TASK INPUTS below:
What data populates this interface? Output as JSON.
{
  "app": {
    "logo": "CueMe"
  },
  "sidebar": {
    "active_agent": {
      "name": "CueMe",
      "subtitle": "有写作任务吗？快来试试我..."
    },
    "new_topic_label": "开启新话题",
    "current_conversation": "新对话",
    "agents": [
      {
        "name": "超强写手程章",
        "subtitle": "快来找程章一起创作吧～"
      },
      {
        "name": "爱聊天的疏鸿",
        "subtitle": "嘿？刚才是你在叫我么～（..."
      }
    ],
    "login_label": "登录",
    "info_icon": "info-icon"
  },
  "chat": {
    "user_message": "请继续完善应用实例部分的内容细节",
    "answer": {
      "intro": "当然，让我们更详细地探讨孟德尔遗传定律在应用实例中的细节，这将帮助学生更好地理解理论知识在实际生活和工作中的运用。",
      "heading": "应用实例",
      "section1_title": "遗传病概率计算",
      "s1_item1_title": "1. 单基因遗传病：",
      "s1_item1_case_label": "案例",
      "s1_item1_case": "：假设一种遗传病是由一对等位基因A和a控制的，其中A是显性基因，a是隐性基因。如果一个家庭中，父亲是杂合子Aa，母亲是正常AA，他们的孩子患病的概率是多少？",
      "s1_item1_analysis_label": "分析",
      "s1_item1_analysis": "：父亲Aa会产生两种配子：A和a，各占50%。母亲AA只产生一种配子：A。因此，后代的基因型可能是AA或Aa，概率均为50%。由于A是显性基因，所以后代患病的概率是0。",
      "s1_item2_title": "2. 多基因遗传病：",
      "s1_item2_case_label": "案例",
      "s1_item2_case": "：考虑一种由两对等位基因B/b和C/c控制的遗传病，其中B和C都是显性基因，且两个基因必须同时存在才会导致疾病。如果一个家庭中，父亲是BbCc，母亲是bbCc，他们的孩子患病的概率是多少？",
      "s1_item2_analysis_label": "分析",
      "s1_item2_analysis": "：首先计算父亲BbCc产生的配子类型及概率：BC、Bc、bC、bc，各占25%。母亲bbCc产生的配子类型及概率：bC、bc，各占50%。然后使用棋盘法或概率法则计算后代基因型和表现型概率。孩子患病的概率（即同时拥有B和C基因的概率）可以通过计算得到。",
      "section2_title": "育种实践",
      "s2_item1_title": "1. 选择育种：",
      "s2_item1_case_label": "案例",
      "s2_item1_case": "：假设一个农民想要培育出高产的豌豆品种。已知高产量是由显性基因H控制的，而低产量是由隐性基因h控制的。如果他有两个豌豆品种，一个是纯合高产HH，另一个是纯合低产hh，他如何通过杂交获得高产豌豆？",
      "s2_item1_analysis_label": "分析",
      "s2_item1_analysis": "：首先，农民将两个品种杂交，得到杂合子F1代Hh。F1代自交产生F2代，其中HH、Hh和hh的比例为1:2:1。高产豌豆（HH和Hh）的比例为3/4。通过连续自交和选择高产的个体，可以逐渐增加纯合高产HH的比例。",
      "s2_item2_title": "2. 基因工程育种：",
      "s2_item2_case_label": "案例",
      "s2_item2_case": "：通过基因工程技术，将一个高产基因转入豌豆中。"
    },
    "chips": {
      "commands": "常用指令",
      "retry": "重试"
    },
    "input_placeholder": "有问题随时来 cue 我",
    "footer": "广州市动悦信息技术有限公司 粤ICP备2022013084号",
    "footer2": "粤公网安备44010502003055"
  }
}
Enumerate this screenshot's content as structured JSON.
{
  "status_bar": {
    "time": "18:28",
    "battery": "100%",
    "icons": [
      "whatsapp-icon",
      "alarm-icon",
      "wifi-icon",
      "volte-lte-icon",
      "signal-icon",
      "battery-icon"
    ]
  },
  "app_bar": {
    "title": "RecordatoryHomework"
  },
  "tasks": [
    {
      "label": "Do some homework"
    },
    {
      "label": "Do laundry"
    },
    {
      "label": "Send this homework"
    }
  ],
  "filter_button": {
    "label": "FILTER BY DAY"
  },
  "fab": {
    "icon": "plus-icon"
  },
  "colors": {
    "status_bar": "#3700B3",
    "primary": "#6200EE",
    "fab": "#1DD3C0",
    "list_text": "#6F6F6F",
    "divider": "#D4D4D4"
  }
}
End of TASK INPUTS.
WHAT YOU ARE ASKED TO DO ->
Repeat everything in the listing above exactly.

OUTPUT BELOW ->
What data populates this interface? Output as JSON.
{
  "app": {
    "logo": "CueMe"
  },
  "sidebar": {
    "active_agent": {
      "name": "CueMe",
      "subtitle": "有写作任务吗？快来试试我..."
    },
    "new_topic_label": "开启新话题",
    "current_conversation": "新对话",
    "agents": [
      {
        "name": "超强写手程章",
        "subtitle": "快来找程章一起创作吧～"
      },
      {
        "name": "爱聊天的疏鸿",
        "subtitle": "嘿？刚才是你在叫我么～（..."
      }
    ],
    "login_label": "登录",
    "info_icon": "info-icon"
  },
  "chat": {
    "user_message": "请继续完善应用实例部分的内容细节",
    "answer": {
      "intro": "当然，让我们更详细地探讨孟德尔遗传定律在应用实例中的细节，这将帮助学生更好地理解理论知识在实际生活和工作中的运用。",
      "heading": "应用实例",
      "section1_title": "遗传病概率计算",
      "s1_item1_title": "1. 单基因遗传病：",
      "s1_item1_case_label": "案例",
      "s1_item1_case": "：假设一种遗传病是由一对等位基因A和a控制的，其中A是显性基因，a是隐性基因。如果一个家庭中，父亲是杂合子Aa，母亲是正常AA，他们的孩子患病的概率是多少？",
      "s1_item1_analysis_label": "分析",
      "s1_item1_analysis": "：父亲Aa会产生两种配子：A和a，各占50%。母亲AA只产生一种配子：A。因此，后代的基因型可能是AA或Aa，概率均为50%。由于A是显性基因，所以后代患病的概率是0。",
      "s1_item2_title": "2. 多基因遗传病：",
      "s1_item2_case_label": "案例",
      "s1_item2_case": "：考虑一种由两对等位基因B/b和C/c控制的遗传病，其中B和C都是显性基因，且两个基因必须同时存在才会导致疾病。如果一个家庭中，父亲是BbCc，母亲是bbCc，他们的孩子患病的概率是多少？",
      "s1_item2_analysis_label": "分析",
      "s1_item2_analysis": "：首先计算父亲BbCc产生的配子类型及概率：BC、Bc、bC、bc，各占25%。母亲bbCc产生的配子类型及概率：bC、bc，各占50%。然后使用棋盘法或概率法则计算后代基因型和表现型概率。孩子患病的概率（即同时拥有B和C基因的概率）可以通过计算得到。",
      "section2_title": "育种实践",
      "s2_item1_title": "1. 选择育种：",
      "s2_item1_case_label": "案例",
      "s2_item1_case": "：假设一个农民想要培育出高产的豌豆品种。已知高产量是由显性基因H控制的，而低产量是由隐性基因h控制的。如果他有两个豌豆品种，一个是纯合高产HH，另一个是纯合低产hh，他如何通过杂交获得高产豌豆？",
      "s2_item1_analysis_label": "分析",
      "s2_item1_analysis": "：首先，农民将两个品种杂交，得到杂合子F1代Hh。F1代自交产生F2代，其中HH、Hh和hh的比例为1:2:1。高产豌豆（HH和Hh）的比例为3/4。通过连续自交和选择高产的个体，可以逐渐增加纯合高产HH的比例。",
      "s2_item2_title": "2. 基因工程育种：",
      "s2_item2_case_label": "案例",
      "s2_item2_case": "：通过基因工程技术，将一个高产基因转入豌豆中。"
    },
    "chips": {
      "commands": "常用指令",
      "retry": "重试"
    },
    "input_placeholder": "有问题随时来 cue 我",
    "footer": "广州市动悦信息技术有限公司 粤ICP备2022013084号",
    "footer2": "粤公网安备44010502003055"
  }
}
Enumerate this screenshot's content as structured JSON.
{
  "status_bar": {
    "time": "18:28",
    "battery": "100%",
    "icons": [
      "whatsapp-icon",
      "alarm-icon",
      "wifi-icon",
      "volte-lte-icon",
      "signal-icon",
      "battery-icon"
    ]
  },
  "app_bar": {
    "title": "RecordatoryHomework"
  },
  "tasks": [
    {
      "label": "Do some homework"
    },
    {
      "label": "Do laundry"
    },
    {
      "label": "Send this homework"
    }
  ],
  "filter_button": {
    "label": "FILTER BY DAY"
  },
  "fab": {
    "icon": "plus-icon"
  },
  "colors": {
    "status_bar": "#3700B3",
    "primary": "#6200EE",
    "fab": "#1DD3C0",
    "list_text": "#6F6F6F",
    "divider": "#D4D4D4"
  }
}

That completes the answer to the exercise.